Working for inclusion of women within political parties

McKay argues that from 1945 into the 1960s she was resistant to efforts to form separate women's groups within the Democratic Party. On the contrary, she believed that women should work within the Party in order to gain inclusion within the larger group. The formation of the North Carolina Women's Political Caucus in 1972, she argues, was one way to accomplish this. Although a group formed solely for the purpose of promoting women's interests, McKay explains that the NCWPC simultaneously worked for the inclusion of women within party politics.

Citing this Excerpt

Oral History Interview with Martha C. McKay, June 13, 1989. Interview C-0076. Southern Oral History Program Collection (#4007) in the Southern Oral History Program Collection, Southern Historical Collection, Wilson Library, University of North Carolina at Chapel Hill.

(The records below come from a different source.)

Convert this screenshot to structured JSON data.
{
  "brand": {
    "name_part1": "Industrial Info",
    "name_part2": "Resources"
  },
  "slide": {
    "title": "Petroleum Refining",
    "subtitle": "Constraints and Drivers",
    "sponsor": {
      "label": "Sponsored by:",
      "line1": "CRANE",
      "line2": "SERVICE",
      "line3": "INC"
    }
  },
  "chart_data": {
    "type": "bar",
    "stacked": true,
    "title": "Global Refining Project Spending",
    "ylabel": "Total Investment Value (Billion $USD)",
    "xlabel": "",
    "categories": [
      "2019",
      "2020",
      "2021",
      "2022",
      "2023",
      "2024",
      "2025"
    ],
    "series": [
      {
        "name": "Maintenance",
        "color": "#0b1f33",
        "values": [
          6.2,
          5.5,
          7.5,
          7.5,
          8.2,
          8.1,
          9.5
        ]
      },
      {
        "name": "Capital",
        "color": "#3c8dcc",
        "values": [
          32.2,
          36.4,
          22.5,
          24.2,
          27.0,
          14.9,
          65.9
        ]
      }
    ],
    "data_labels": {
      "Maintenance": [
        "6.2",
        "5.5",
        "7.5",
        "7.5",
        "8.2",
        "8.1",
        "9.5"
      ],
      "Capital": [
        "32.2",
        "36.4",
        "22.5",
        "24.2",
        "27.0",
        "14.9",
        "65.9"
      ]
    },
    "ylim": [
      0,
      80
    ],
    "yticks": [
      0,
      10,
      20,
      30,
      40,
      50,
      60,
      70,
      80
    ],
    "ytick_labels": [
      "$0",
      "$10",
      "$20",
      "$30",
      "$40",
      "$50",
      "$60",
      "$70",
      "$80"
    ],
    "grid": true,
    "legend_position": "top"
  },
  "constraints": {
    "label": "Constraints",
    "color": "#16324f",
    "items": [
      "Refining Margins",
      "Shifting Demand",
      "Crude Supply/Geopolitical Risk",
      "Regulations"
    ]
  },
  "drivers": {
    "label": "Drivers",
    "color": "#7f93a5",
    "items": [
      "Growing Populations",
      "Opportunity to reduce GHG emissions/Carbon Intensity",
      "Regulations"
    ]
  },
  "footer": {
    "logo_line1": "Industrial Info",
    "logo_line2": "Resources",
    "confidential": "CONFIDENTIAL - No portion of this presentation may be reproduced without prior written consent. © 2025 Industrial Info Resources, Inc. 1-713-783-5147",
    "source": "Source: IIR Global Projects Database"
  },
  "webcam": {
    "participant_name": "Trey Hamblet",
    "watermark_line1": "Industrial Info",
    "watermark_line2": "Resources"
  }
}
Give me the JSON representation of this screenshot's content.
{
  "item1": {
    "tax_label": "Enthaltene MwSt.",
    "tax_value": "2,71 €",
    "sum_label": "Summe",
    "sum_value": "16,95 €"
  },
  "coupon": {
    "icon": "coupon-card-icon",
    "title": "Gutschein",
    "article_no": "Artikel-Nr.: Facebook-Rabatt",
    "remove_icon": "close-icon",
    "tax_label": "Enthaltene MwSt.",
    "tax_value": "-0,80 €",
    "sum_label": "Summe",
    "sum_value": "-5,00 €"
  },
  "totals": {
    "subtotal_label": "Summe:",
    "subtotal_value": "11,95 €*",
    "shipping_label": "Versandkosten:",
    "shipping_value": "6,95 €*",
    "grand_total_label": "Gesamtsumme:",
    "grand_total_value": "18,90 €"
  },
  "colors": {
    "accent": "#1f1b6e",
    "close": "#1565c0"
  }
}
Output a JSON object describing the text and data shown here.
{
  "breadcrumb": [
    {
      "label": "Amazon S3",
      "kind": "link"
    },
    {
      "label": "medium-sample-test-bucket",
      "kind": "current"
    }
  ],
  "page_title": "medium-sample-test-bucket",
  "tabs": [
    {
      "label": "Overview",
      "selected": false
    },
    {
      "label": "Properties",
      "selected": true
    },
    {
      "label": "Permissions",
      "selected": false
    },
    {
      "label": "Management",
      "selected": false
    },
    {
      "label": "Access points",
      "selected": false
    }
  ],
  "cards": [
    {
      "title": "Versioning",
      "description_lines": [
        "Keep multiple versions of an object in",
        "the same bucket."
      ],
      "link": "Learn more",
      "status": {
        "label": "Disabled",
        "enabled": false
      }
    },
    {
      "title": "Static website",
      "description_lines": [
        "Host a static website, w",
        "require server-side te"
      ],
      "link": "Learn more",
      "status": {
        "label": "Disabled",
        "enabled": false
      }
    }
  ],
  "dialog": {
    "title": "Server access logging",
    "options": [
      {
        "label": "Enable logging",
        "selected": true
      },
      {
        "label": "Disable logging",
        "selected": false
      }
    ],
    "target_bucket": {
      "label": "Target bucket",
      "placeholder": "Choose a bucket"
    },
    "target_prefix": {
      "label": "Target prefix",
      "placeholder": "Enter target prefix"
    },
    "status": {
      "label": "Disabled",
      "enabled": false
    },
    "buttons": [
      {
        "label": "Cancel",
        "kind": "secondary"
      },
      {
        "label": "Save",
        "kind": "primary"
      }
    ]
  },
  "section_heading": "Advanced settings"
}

Full Text of the Excerpt

KATHRYN NASSTROM:
And certainly the ERA connection is what carries through, I think, to the work that you have done. I think that there is a general characterization of the period that we've just been talking about, 1945 to the late '60s, as a time when there were certainly women active for women's rights, but there wasn't a movement, a broad-based movement that drew on a variety of groups. Would you agree with that characterization?
MARTHA MCKAY:
I think it's probably true. We were just trying to work through the party, as I said, and I personally was never in favor of the Democratic women's groups becoming like a federated group, and I fought that when I was on the Democratic National Committee. Later they did become that. A woman who lives here in Raleigh, who's a friend of mine, was then living in Tennessee and she was instrumental in doing that. But I fought it. I didn't think we should have a separate organization for women. I thought we should stay in there and fight for women to be amalgamated into the larger group. I thought if we formed a separate group it would always be off to one side. So what work was done on the part of most of us that were working, all of us who were Democrats, was done on the basis of trying to change the party and also women's appointments and that kind of thing.
KATHRYN NASSTROM:
Actually that's a good starting point for the next period I want to cover of the late '60s and the early '70s. I mentioned to you before we started taping that I thought the two interviews that are already on deposit at the Southern Historical Collection, done with you in 1974, do a good job about talking about the beginnings of the North Carolina Woman's Political Caucus and certainly the first go-round with the ERA campaign here. But picking up on what you just said, that you thought you fought the separation aspect and were interested more in amalgamation, did your ideas about that change in the early part of the 1970s?
MARTHA MCKAY:
No. I thought we needed the caucus, but as a group that could promote the interests of women and work for women to get elected. But also continue to work for women to play a larger role in the party and to push for what we hadn't been able to achieve inside. That group is not in competition with the party. We were ready for it because we hadn't got where we thought we ought to get working inside the party until the women's movement came along, the Women's Political Caucus. That galvanized women to organize and to form groups that did have some power at the polls and could get some leverage (on that basis) for change in the party and also in terms of running for public office and appointments. And also legislation. We had been able to change some legislation in North Carolina, create some.